Tech Orgs Urge SCOTUS to Reverse Google v. Oracle on Java Copyright
A number of small companies and tech organizations joined the Mozilla software community in a friend of the court brief, filed this week, urging the Supreme Court of the United States (SCOTUS) to reverse a federal circuit court's decision that Google infringed on Oracle's copyrights to Java code in its Android mobile operating system.
The list of organizations on the Mozilla amici curiae includes Medium, Cloudera, Creative Commons, Shopify, Etsy, Reddit, the Open Source Initiative, Mapbox, Patreon, the Wikimedia Foundation, and the Software Freedom Conservancy.
"Competition and innovation are at the heart of a healthy internet and the field of software development that fuels it," the brief states. "For decades, software engineers have relied heavily on reimplementation, including reuse of functional protocols such as the software interfaces in this case, to create competing alternatives to incumbent industry players and develop new markets without fear of copyright infringement…."
The federal court's ruling against Google "upended decades of industry practice and the well-established expectations of developers, investors, and consumers," the brief states. the brief urges the Court to reverse the lower court's finding that the structure, sequence, and organization ("SSO") of Oracle's Java API package was copyrightable, and also that Google's use of that SSO was not a "fair use" under copyright law.

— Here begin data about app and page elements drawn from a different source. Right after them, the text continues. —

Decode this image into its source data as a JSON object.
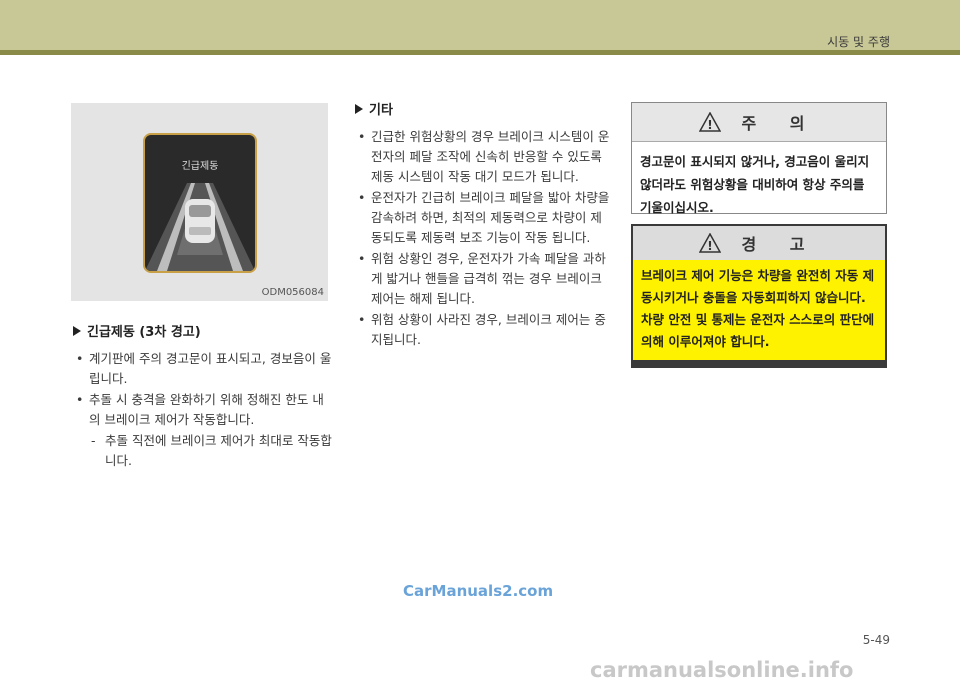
{
  "header": {
    "title": "시동 및 주행"
  },
  "figure": {
    "screen_label": "긴급제동",
    "code": "ODM056084"
  },
  "left": {
    "heading": "긴급제동 (3차 경고)",
    "items": [
      "계기판에 주의 경고문이 표시되고, 경보음이 울립니다.",
      "추돌 시 충격을 완화하기 위해 정해진 한도 내의 브레이크 제어가 작동합니다."
    ],
    "sub_item": "추돌 직전에 브레이크 제어가 최대로 작동합니다."
  },
  "middle": {
    "heading": "기타",
    "items": [
      "긴급한 위험상황의 경우 브레이크 시스템이 운전자의 페달 조작에 신속히 반응할 수 있도록 제동 시스템이 작동 대기 모드가 됩니다.",
      "운전자가 긴급히 브레이크 페달을 밟아 차량을 감속하려 하면, 최적의 제동력으로 차량이 제동되도록 제동력 보조 기능이 작동 됩니다.",
      "위험 상황인 경우, 운전자가 가속 페달을 과하게 밟거나 핸들을 급격히 꺾는 경우 브레이크 제어는 해제 됩니다.",
      "위험 상황이 사라진 경우, 브레이크 제어는 중지됩니다."
    ]
  },
  "caution": {
    "title": "주 의",
    "text": "경고문이 표시되지 않거나, 경고음이 울리지 않더라도 위험상황을 대비하여 항상 주의를 기울이십시오."
  },
  "warning": {
    "title": "경 고",
    "text": "브레이크 제어 기능은 차량을 완전히 자동 제동시키거나 충돌을 자동회피하지 않습니다. 차량 안전 및 통제는 운전자 스스로의 판단에 의해 이루어져야 합니다."
  },
  "page_number": "5-49",
  "watermarks": {
    "site1": "CarManuals2.com",
    "site2": "carmanualsonline.info"
  }
}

The brief makes its argument from the perspective of small, medium, and open-source tech organizations, said Abigail Phillips, head of the Mozilla Foundation's legal department, in a blog post. "Mozilla believes that software reimplementation [the process of writing new software to perform certain functions of a legacy product] and the interoperability it facilitates are fundamental to the competition and innovation at the core of a flourishing software development ecosystem."
The federal court's ruling would upend the tradition of reimplementation "not only by prohibiting it in the API context of this case," Phillips wrote, "but by calling into question enshrined tenets of the software industry that developers have long relied on to innovate without fear of liability."
The consequences of a ruling against Google are especially dire for small software developers, she wrote, who are already disadvantaged in the industry by their size and relatively limited resources. The result would be fewer innovations from small companies and a reinforcement of the positions of the tech industry's largest enterprises, as well as a "decline in incentive" among the big companies to improve their products.
"We believe that a healthy internet depends on the Supreme Court reversing the Federal Circuit and reaffirming the current state of play for software development, in which copyright does not stand in the way of software developers reusing SSOs for API packages in socially, technologically, and economically beneficial ways," the brief states.
In November, SCOTUS agreed to decide whether Google should have to pay Oracle billions of dollars for infringing on its copyright of 37 Java APIs Google used in its Android operating system. (Our earlier report includes a summary of the long history of this case, which started when Oracle sued Google in 2010.)
Google, which is a subsidiary of Alphabet, Inc., filed a writ of certiorari with the Supreme Court last year, asking for a review of the earlier judgment of the U.S. Court of Appeals for the Federal Circuit in this case. Google described the dispute as "the copyright case of the decade."
"Above and beyond the broader implications for copyright law, this case warrants the Court's attention for its sheer practical importance," the petition reads in part. The ruling "…threatens the prevailing approach to building computer software…"
The court granted the certiorari. Google filed its opening brief last week.
Oracle is seeking $8.8 million in damages from Google for what it sees as the "epitome of copyright infringement," which has done "incalculable market harm."
Kent Walker, Google's SVP of Global Affairs and Chief Legal Officer, wrote a blog post, stating his company's position. And the Business Insider has reported that IBM will be supporting Google with its own brief this week.
Posted by John K. Waters on January 14, 2020 at 10:43 AM